Indeed, southern Ontarians have seen more than their fair share of inclement conditions over the past year and a half or so. In early April, whipping winds led to widespread power outages and more recently, another windstorm uprooted trees throughout the province, some of which caused damage to homes, parked automobiles and other property, Global News reported. Quebec also felt the damaging aftereffects, although those impacted expressed gratitude the fallout wasn't worse.
Point-Claire resident Jin Frati was one such person.
"It wasn't the house, it wasn't us, it was just on the outside of it," Frati told Global News, referring to a tree that fell on his vehicle. "We're still alive. It's a wonderful life."
An electrical fire occurred the night the tree came down in front of Frati's home, but the flames left his residence untouched.
Environment Canada has had a busy go of it in the first half of spring, issuing a number of special weather alerts warning eastern Canadians to keep their eyes to the sky. The announcements affected regions like Okanagan Valley and Central Okanagan, urging homeowners to be mindful of the potential for flash flooding, Global News reported.
2017 a record year for catastrophes
If 2018 does turn out to be a year that sees an uptick in natural disasters, it wouldn't be too different from last year, which will go down as one of the worst on record in terms of wildfire activity. As noted by the Government of Canada, at least 50,000 people in British Columbia fled their homes due to wildfires, which destroyed at least 300 structures and caused power outages due to the flames affecting utility poles. On July 7, British Columbia declared a state of emergency, which wasn't lifted until more than two months later.
Citing data from the BC Wildfire Service, the Canadian government said approximately 1,265 fires took place in the province last year, consuming 1.2 million hectares of land area.
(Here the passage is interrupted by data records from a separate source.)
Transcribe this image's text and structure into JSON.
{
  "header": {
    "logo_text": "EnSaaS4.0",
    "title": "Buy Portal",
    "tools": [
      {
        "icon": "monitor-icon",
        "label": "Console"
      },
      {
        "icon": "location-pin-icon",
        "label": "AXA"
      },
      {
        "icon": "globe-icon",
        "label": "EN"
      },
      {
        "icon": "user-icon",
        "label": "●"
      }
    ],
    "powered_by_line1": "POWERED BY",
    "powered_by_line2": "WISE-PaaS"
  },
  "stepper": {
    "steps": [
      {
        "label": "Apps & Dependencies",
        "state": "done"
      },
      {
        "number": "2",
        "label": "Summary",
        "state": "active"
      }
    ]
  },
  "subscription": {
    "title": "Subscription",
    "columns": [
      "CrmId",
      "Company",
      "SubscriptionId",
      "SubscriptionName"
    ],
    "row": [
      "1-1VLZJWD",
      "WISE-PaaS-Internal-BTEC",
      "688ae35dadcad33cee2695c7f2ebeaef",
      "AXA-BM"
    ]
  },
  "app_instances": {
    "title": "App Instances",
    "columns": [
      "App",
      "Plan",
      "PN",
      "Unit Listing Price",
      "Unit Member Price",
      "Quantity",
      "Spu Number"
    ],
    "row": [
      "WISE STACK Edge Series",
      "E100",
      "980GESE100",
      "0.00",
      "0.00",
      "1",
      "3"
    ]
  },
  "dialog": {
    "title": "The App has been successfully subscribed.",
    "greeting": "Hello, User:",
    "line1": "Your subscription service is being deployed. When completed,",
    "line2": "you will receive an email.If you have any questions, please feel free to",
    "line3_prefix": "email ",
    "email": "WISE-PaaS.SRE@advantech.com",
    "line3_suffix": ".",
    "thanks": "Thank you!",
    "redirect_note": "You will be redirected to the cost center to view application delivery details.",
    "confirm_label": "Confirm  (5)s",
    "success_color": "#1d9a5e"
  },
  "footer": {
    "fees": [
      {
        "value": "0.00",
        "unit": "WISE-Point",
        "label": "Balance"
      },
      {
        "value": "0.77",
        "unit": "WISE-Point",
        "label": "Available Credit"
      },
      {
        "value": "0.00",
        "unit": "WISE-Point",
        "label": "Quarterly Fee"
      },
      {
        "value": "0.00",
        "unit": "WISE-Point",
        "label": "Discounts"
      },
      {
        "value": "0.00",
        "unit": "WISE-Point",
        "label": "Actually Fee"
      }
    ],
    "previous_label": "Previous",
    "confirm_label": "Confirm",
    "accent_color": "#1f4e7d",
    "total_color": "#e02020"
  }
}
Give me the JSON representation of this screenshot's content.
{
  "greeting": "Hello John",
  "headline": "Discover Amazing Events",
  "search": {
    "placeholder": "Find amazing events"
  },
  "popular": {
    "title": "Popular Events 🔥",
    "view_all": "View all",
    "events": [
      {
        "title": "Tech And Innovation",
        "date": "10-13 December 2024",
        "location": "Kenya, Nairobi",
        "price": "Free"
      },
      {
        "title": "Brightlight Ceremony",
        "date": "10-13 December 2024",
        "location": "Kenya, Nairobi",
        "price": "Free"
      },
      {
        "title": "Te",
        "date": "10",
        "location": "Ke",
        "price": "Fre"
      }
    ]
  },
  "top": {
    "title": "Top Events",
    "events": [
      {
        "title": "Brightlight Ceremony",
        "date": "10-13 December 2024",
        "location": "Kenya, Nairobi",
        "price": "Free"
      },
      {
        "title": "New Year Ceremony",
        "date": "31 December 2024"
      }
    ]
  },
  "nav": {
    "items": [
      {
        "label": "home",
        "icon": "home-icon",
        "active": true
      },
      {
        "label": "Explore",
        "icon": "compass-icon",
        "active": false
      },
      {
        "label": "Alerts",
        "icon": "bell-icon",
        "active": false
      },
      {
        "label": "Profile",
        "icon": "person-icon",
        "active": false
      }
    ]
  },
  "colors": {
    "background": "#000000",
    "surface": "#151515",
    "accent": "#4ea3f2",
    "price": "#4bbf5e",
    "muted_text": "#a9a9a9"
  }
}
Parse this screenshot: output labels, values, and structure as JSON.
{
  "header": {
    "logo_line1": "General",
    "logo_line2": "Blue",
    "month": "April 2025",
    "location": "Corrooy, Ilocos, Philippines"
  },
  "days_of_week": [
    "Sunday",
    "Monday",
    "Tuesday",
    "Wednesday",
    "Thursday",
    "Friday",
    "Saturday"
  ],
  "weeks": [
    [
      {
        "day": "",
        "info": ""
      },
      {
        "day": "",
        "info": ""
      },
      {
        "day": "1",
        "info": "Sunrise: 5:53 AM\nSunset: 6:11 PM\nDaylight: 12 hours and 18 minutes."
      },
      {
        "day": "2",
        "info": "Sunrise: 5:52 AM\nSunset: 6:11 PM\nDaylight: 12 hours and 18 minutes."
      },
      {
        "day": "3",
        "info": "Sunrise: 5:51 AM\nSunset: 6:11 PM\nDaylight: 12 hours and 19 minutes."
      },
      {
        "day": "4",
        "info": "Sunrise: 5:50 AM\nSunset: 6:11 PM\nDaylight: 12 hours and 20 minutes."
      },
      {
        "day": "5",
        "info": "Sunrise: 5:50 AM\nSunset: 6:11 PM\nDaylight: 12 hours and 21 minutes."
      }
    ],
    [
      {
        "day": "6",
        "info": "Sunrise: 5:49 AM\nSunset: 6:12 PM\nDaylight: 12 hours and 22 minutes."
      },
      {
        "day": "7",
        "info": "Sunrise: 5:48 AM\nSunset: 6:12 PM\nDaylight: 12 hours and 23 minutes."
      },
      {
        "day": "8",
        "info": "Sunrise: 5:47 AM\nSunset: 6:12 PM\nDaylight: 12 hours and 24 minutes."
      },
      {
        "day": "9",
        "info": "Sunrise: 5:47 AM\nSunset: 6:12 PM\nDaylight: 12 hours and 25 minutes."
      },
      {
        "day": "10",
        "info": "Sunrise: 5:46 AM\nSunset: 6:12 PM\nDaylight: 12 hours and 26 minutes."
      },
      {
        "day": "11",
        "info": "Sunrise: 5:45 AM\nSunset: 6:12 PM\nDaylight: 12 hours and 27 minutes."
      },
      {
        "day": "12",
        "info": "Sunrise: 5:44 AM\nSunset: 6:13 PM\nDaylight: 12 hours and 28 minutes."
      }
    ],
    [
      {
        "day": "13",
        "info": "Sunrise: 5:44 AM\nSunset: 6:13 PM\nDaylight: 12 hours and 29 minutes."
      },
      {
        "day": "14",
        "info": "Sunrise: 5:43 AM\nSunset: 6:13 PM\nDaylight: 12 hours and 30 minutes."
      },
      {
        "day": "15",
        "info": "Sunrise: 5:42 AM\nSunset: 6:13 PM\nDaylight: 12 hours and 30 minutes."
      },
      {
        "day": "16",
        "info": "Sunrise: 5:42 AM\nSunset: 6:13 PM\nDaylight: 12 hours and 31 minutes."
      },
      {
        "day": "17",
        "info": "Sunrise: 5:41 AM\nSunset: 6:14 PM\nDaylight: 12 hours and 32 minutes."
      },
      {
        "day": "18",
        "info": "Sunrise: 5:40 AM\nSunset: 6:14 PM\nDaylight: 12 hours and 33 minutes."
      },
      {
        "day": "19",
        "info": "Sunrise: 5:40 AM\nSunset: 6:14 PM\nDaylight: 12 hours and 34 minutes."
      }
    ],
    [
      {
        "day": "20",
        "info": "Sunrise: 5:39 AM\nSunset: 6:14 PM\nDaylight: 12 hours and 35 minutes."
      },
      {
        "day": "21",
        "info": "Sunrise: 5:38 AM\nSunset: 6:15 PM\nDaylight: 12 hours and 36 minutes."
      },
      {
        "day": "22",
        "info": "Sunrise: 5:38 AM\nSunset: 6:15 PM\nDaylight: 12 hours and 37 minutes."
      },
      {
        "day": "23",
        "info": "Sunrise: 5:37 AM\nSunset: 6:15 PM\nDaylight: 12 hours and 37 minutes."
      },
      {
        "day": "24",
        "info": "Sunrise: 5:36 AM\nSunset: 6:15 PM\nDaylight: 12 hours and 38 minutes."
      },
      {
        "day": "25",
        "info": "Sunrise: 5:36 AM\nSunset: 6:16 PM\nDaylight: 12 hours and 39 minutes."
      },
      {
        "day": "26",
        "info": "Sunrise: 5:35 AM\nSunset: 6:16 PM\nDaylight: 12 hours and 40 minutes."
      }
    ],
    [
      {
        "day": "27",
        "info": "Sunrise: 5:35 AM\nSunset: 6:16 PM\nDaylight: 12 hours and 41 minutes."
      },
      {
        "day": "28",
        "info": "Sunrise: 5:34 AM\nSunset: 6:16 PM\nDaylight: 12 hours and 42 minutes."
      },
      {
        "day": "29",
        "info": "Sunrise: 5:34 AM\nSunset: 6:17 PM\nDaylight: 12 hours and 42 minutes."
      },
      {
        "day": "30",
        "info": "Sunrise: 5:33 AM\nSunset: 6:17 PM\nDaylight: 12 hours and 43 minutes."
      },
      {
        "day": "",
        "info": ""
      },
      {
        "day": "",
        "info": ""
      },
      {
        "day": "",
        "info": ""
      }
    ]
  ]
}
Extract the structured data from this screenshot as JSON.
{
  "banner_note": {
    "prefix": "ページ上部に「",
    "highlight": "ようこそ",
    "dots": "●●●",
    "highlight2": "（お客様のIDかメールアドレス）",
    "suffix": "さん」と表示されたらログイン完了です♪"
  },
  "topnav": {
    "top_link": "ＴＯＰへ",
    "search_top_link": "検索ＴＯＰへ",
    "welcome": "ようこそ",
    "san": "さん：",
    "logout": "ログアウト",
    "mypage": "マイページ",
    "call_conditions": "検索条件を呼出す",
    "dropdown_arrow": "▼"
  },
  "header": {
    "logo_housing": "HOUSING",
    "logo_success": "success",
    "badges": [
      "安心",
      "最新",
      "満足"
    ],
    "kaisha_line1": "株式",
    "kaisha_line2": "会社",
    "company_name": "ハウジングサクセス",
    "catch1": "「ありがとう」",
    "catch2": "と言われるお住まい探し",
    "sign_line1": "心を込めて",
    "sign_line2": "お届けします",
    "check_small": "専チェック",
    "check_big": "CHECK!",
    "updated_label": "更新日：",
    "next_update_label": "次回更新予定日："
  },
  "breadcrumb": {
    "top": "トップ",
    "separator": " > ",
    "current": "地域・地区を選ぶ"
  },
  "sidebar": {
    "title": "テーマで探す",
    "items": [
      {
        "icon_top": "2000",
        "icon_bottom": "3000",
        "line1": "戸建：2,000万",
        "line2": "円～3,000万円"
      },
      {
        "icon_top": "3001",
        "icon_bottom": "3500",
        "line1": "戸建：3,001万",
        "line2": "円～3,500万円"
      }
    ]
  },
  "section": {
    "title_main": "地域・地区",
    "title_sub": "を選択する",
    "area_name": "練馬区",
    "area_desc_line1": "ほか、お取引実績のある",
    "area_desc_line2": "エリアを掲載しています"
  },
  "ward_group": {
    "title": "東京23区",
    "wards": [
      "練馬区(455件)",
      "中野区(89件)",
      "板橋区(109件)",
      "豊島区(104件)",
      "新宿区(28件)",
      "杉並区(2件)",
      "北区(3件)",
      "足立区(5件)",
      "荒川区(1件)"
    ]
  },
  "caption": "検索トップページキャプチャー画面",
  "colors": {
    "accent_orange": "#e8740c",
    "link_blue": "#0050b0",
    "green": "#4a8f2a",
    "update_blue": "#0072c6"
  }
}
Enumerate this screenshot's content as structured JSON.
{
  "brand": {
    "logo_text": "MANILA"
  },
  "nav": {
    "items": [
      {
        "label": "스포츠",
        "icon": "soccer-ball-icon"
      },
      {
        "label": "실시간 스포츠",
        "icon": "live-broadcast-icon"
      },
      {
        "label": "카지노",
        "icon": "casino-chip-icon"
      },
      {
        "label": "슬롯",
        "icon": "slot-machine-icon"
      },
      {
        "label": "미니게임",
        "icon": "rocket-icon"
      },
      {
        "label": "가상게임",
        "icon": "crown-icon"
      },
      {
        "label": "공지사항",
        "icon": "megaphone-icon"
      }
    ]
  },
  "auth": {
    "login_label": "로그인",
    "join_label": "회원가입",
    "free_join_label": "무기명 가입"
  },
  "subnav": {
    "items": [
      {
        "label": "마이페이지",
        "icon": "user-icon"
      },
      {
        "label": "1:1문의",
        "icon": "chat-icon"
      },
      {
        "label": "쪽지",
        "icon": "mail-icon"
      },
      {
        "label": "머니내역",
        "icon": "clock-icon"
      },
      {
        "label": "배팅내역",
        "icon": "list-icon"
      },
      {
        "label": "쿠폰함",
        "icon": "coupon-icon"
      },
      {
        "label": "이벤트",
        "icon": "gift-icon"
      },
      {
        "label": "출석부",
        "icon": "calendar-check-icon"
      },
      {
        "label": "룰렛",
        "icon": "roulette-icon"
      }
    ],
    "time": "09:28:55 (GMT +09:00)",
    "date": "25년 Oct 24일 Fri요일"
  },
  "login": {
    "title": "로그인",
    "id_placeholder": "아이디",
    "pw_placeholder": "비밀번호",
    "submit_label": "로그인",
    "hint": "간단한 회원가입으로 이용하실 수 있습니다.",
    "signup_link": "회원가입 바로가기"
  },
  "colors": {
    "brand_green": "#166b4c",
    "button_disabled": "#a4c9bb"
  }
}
That's two times the size of Prince Edward Island. Insured losses were $130 million, and the fight to stanch the flames cost taxpayers $500 million.